Natchez Yesterdays


Gandy has been whittling away at this monumental task for eighteen years now. With the aid of a local friend, Howard Peabody—who got interested when one of the first pictures Dr. Gandy examined showed the Peabodys’ ancestral home he mastered the art of printing from fragile glass plates and brittle nitrate film.

The Gandys began sorting the almost thirteen thousand numbered portrait negatives which could be matched up with the Normans’ appointment books, then moved on to the thousands more that had never been catalogued. Joan Gandy enlisted the aid of elderly Natchez residents to help make identifications.
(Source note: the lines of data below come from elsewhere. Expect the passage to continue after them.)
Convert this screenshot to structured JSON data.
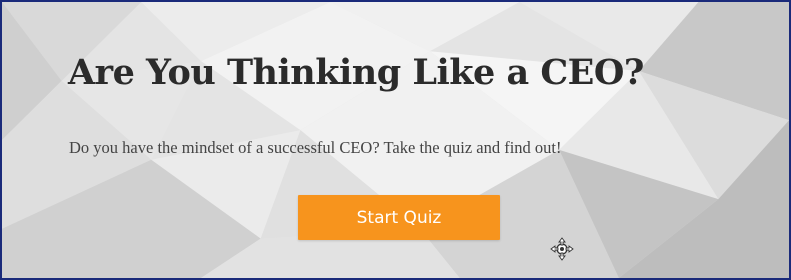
{
  "hero": {
    "title": "Are You Thinking Like a CEO?",
    "subtitle": "Do you have the mindset of a successful CEO? Take the quiz and find out!",
    "cta_label": "Start Quiz"
  },
  "colors": {
    "accent": "#f7941d",
    "title_text": "#2b2b2b",
    "body_text": "#444444",
    "frame_border": "#1a2a7a"
  },
  "icons": {
    "cursor": "move-cursor-icon"
  }
}
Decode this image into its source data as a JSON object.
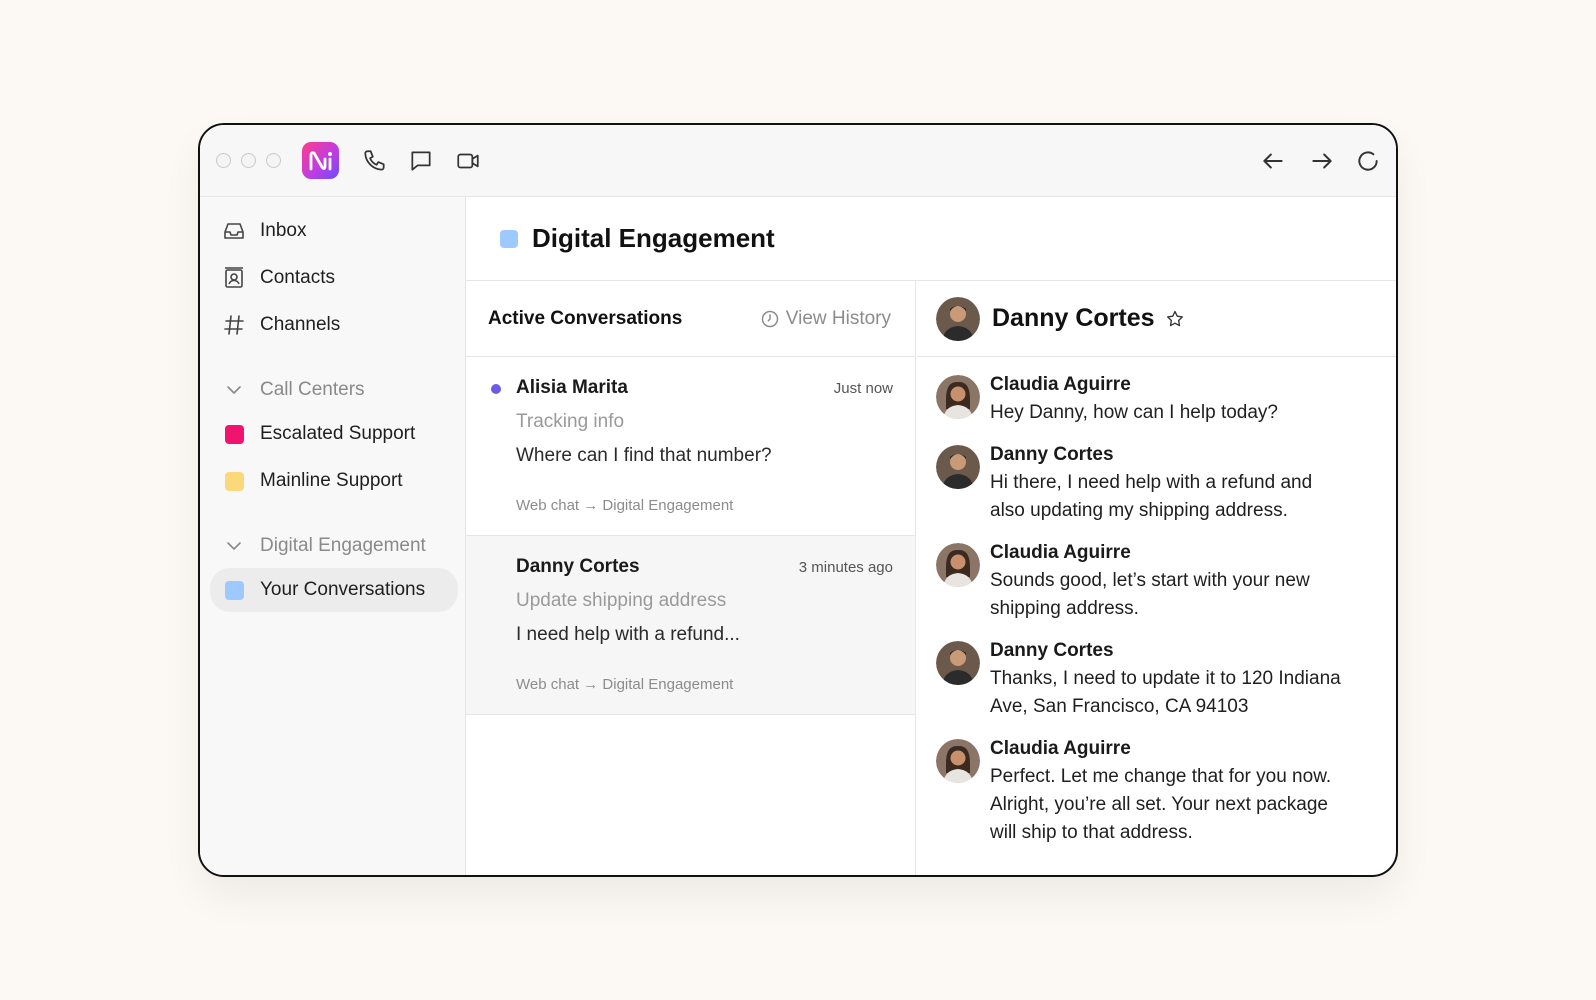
{
  "app": {
    "title": "Digital Engagement",
    "brand_color": "#c03de0"
  },
  "titlebar": {
    "icons": [
      "phone-icon",
      "chat-bubble-icon",
      "video-icon",
      "arrow-left-icon",
      "arrow-right-icon",
      "refresh-icon"
    ]
  },
  "sidebar": {
    "items": [
      {
        "label": "Inbox",
        "icon": "inbox-icon"
      },
      {
        "label": "Contacts",
        "icon": "contacts-icon"
      },
      {
        "label": "Channels",
        "icon": "hash-icon"
      }
    ],
    "sections": [
      {
        "label": "Call Centers",
        "items": [
          {
            "label": "Escalated Support",
            "color": "#f0146e"
          },
          {
            "label": "Mainline Support",
            "color": "#fbd97a"
          }
        ]
      },
      {
        "label": "Digital Engagement",
        "items": [
          {
            "label": "Your Conversations",
            "color": "#9ec9ff"
          }
        ]
      }
    ]
  },
  "main": {
    "title": "Digital Engagement",
    "color": "#9ec9ff"
  },
  "list": {
    "title": "Active Conversations",
    "history_label": "View History",
    "conversations": [
      {
        "name": "Alisia Marita",
        "time": "Just now",
        "subject": "Tracking info",
        "preview": "Where can I find that number?",
        "route": "Web chat → Digital Engagement",
        "unread": true
      },
      {
        "name": "Danny Cortes",
        "time": "3 minutes ago",
        "subject": "Update shipping address",
        "preview": "I need help with a refund...",
        "route": "Web chat → Digital Engagement",
        "unread": false
      }
    ]
  },
  "chat": {
    "contact": "Danny Cortes",
    "messages": [
      {
        "sender": "Claudia Aguirre",
        "text": "Hey Danny, how can I help today?"
      },
      {
        "sender": "Danny Cortes",
        "text": "Hi there, I need help with a refund and also updating my shipping address."
      },
      {
        "sender": "Claudia Aguirre",
        "text": "Sounds good, let’s start with your new shipping address."
      },
      {
        "sender": "Danny Cortes",
        "text": "Thanks, I need to update it to 120 Indiana Ave, San Francisco, CA 94103"
      },
      {
        "sender": "Claudia Aguirre",
        "text": "Perfect. Let me change that for you now. Alright, you’re all set. Your next package will ship to that address."
      }
    ]
  }
}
The Natchez Democrat helped, too, running a Norman picture every week; clues came in from as far away as New York.

The Gandys’ job is not finished yet. “There are still many boxes I just haven’t opened up,” says Dr. Gandy, “but we hope to have at least looked at all the negatives within the next six months.” A second book is already in the works—a volume of Norman’s beautiful portraits of children.